--- Provided records ---
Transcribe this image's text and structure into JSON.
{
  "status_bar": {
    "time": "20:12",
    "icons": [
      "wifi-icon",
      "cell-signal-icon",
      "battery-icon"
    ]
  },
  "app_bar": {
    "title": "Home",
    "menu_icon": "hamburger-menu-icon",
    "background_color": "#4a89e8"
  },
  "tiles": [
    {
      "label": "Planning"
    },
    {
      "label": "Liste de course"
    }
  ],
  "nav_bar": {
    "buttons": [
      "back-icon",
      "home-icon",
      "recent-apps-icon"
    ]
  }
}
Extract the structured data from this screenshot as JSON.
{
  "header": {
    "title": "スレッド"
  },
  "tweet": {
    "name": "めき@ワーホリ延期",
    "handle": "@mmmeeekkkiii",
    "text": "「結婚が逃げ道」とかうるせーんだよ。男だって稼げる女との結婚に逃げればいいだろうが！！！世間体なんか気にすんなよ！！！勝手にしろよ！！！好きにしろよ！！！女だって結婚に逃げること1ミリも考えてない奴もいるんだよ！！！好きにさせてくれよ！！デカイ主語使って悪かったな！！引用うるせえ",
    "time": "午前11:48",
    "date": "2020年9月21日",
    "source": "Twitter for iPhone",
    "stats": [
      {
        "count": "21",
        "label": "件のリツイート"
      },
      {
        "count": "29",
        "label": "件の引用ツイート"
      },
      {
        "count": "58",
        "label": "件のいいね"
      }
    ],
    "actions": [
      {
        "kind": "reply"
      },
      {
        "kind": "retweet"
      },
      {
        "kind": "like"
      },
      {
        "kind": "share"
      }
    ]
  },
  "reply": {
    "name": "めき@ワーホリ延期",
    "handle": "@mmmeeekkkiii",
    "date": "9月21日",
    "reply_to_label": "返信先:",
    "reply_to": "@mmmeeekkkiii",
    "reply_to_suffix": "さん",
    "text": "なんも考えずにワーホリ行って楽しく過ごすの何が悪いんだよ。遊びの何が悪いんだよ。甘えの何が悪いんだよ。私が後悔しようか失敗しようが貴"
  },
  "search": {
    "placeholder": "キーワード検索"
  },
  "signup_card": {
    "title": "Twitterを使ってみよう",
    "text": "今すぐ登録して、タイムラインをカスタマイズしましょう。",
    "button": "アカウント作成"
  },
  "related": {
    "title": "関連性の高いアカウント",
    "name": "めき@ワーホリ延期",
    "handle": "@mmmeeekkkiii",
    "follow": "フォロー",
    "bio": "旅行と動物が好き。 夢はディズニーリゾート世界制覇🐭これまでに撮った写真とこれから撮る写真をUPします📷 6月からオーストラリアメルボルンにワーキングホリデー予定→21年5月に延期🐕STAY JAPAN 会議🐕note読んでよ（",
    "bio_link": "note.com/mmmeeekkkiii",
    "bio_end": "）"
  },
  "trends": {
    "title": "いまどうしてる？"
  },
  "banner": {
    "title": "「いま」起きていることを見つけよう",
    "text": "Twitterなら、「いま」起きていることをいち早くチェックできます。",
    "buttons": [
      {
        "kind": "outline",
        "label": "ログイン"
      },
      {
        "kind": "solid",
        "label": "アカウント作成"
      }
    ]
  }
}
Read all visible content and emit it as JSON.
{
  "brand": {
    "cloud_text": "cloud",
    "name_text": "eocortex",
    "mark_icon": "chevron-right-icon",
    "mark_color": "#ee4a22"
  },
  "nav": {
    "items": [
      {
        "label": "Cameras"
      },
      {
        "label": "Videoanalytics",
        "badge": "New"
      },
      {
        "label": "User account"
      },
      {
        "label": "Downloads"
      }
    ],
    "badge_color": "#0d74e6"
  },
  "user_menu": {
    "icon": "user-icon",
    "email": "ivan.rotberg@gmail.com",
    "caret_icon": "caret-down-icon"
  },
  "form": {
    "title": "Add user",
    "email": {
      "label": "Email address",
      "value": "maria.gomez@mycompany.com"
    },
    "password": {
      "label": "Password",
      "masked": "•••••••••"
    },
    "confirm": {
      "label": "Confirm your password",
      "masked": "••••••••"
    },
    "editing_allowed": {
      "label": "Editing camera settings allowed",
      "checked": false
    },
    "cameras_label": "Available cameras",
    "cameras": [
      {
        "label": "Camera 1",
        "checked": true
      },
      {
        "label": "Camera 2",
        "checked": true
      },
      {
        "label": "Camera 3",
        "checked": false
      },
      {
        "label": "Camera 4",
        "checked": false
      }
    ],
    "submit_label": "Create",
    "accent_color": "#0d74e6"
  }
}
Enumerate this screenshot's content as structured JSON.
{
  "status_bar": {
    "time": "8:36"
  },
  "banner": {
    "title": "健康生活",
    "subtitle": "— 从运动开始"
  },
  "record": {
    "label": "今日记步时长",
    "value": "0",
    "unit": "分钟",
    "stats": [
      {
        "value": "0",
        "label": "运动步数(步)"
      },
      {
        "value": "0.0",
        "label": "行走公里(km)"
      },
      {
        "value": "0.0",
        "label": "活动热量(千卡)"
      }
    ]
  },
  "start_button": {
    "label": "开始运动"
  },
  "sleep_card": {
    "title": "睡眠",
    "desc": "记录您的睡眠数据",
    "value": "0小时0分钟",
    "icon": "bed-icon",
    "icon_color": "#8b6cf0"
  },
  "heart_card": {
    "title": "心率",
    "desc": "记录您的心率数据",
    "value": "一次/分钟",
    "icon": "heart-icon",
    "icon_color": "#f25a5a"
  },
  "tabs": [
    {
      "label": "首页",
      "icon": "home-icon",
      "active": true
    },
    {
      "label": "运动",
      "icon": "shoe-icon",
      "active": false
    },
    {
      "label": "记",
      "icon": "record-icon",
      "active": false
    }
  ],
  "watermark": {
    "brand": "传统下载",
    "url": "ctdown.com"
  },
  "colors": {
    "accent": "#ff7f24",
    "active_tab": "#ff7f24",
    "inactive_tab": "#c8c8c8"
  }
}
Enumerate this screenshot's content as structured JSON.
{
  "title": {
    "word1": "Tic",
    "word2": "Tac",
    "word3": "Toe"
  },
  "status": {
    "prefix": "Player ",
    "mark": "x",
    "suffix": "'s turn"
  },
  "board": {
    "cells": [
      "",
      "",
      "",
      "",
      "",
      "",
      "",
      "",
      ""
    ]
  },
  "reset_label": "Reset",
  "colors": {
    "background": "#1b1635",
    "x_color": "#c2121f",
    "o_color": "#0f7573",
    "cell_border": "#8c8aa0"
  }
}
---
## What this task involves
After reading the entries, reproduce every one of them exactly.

## Answer box
Transcribe this image's text and structure into JSON.
{
  "status_bar": {
    "time": "20:12",
    "icons": [
      "wifi-icon",
      "cell-signal-icon",
      "battery-icon"
    ]
  },
  "app_bar": {
    "title": "Home",
    "menu_icon": "hamburger-menu-icon",
    "background_color": "#4a89e8"
  },
  "tiles": [
    {
      "label": "Planning"
    },
    {
      "label": "Liste de course"
    }
  ],
  "nav_bar": {
    "buttons": [
      "back-icon",
      "home-icon",
      "recent-apps-icon"
    ]
  }
}
Extract the structured data from this screenshot as JSON.
{
  "header": {
    "title": "スレッド"
  },
  "tweet": {
    "name": "めき@ワーホリ延期",
    "handle": "@mmmeeekkkiii",
    "text": "「結婚が逃げ道」とかうるせーんだよ。男だって稼げる女との結婚に逃げればいいだろうが！！！世間体なんか気にすんなよ！！！勝手にしろよ！！！好きにしろよ！！！女だって結婚に逃げること1ミリも考えてない奴もいるんだよ！！！好きにさせてくれよ！！デカイ主語使って悪かったな！！引用うるせえ",
    "time": "午前11:48",
    "date": "2020年9月21日",
    "source": "Twitter for iPhone",
    "stats": [
      {
        "count": "21",
        "label": "件のリツイート"
      },
      {
        "count": "29",
        "label": "件の引用ツイート"
      },
      {
        "count": "58",
        "label": "件のいいね"
      }
    ],
    "actions": [
      {
        "kind": "reply"
      },
      {
        "kind": "retweet"
      },
      {
        "kind": "like"
      },
      {
        "kind": "share"
      }
    ]
  },
  "reply": {
    "name": "めき@ワーホリ延期",
    "handle": "@mmmeeekkkiii",
    "date": "9月21日",
    "reply_to_label": "返信先:",
    "reply_to": "@mmmeeekkkiii",
    "reply_to_suffix": "さん",
    "text": "なんも考えずにワーホリ行って楽しく過ごすの何が悪いんだよ。遊びの何が悪いんだよ。甘えの何が悪いんだよ。私が後悔しようか失敗しようが貴"
  },
  "search": {
    "placeholder": "キーワード検索"
  },
  "signup_card": {
    "title": "Twitterを使ってみよう",
    "text": "今すぐ登録して、タイムラインをカスタマイズしましょう。",
    "button": "アカウント作成"
  },
  "related": {
    "title": "関連性の高いアカウント",
    "name": "めき@ワーホリ延期",
    "handle": "@mmmeeekkkiii",
    "follow": "フォロー",
    "bio": "旅行と動物が好き。 夢はディズニーリゾート世界制覇🐭これまでに撮った写真とこれから撮る写真をUPします📷 6月からオーストラリアメルボルンにワーキングホリデー予定→21年5月に延期🐕STAY JAPAN 会議🐕note読んでよ（",
    "bio_link": "note.com/mmmeeekkkiii",
    "bio_end": "）"
  },
  "trends": {
    "title": "いまどうしてる？"
  },
  "banner": {
    "title": "「いま」起きていることを見つけよう",
    "text": "Twitterなら、「いま」起きていることをいち早くチェックできます。",
    "buttons": [
      {
        "kind": "outline",
        "label": "ログイン"
      },
      {
        "kind": "solid",
        "label": "アカウント作成"
      }
    ]
  }
}
Read all visible content and emit it as JSON.
{
  "brand": {
    "cloud_text": "cloud",
    "name_text": "eocortex",
    "mark_icon": "chevron-right-icon",
    "mark_color": "#ee4a22"
  },
  "nav": {
    "items": [
      {
        "label": "Cameras"
      },
      {
        "label": "Videoanalytics",
        "badge": "New"
      },
      {
        "label": "User account"
      },
      {
        "label": "Downloads"
      }
    ],
    "badge_color": "#0d74e6"
  },
  "user_menu": {
    "icon": "user-icon",
    "email": "ivan.rotberg@gmail.com",
    "caret_icon": "caret-down-icon"
  },
  "form": {
    "title": "Add user",
    "email": {
      "label": "Email address",
      "value": "maria.gomez@mycompany.com"
    },
    "password": {
      "label": "Password",
      "masked": "•••••••••"
    },
    "confirm": {
      "label": "Confirm your password",
      "masked": "••••••••"
    },
    "editing_allowed": {
      "label": "Editing camera settings allowed",
      "checked": false
    },
    "cameras_label": "Available cameras",
    "cameras": [
      {
        "label": "Camera 1",
        "checked": true
      },
      {
        "label": "Camera 2",
        "checked": true
      },
      {
        "label": "Camera 3",
        "checked": false
      },
      {
        "label": "Camera 4",
        "checked": false
      }
    ],
    "submit_label": "Create",
    "accent_color": "#0d74e6"
  }
}
Enumerate this screenshot's content as structured JSON.
{
  "status_bar": {
    "time": "8:36"
  },
  "banner": {
    "title": "健康生活",
    "subtitle": "— 从运动开始"
  },
  "record": {
    "label": "今日记步时长",
    "value": "0",
    "unit": "分钟",
    "stats": [
      {
        "value": "0",
        "label": "运动步数(步)"
      },
      {
        "value": "0.0",
        "label": "行走公里(km)"
      },
      {
        "value": "0.0",
        "label": "活动热量(千卡)"
      }
    ]
  },
  "start_button": {
    "label": "开始运动"
  },
  "sleep_card": {
    "title": "睡眠",
    "desc": "记录您的睡眠数据",
    "value": "0小时0分钟",
    "icon": "bed-icon",
    "icon_color": "#8b6cf0"
  },
  "heart_card": {
    "title": "心率",
    "desc": "记录您的心率数据",
    "value": "一次/分钟",
    "icon": "heart-icon",
    "icon_color": "#f25a5a"
  },
  "tabs": [
    {
      "label": "首页",
      "icon": "home-icon",
      "active": true
    },
    {
      "label": "运动",
      "icon": "shoe-icon",
      "active": false
    },
    {
      "label": "记",
      "icon": "record-icon",
      "active": false
    }
  ],
  "watermark": {
    "brand": "传统下载",
    "url": "ctdown.com"
  },
  "colors": {
    "accent": "#ff7f24",
    "active_tab": "#ff7f24",
    "inactive_tab": "#c8c8c8"
  }
}
Enumerate this screenshot's content as structured JSON.
{
  "title": {
    "word1": "Tic",
    "word2": "Tac",
    "word3": "Toe"
  },
  "status": {
    "prefix": "Player ",
    "mark": "x",
    "suffix": "'s turn"
  },
  "board": {
    "cells": [
      "",
      "",
      "",
      "",
      "",
      "",
      "",
      "",
      ""
    ]
  },
  "reset_label": "Reset",
  "colors": {
    "background": "#1b1635",
    "x_color": "#c2121f",
    "o_color": "#0f7573",
    "cell_border": "#8c8aa0"
  }
}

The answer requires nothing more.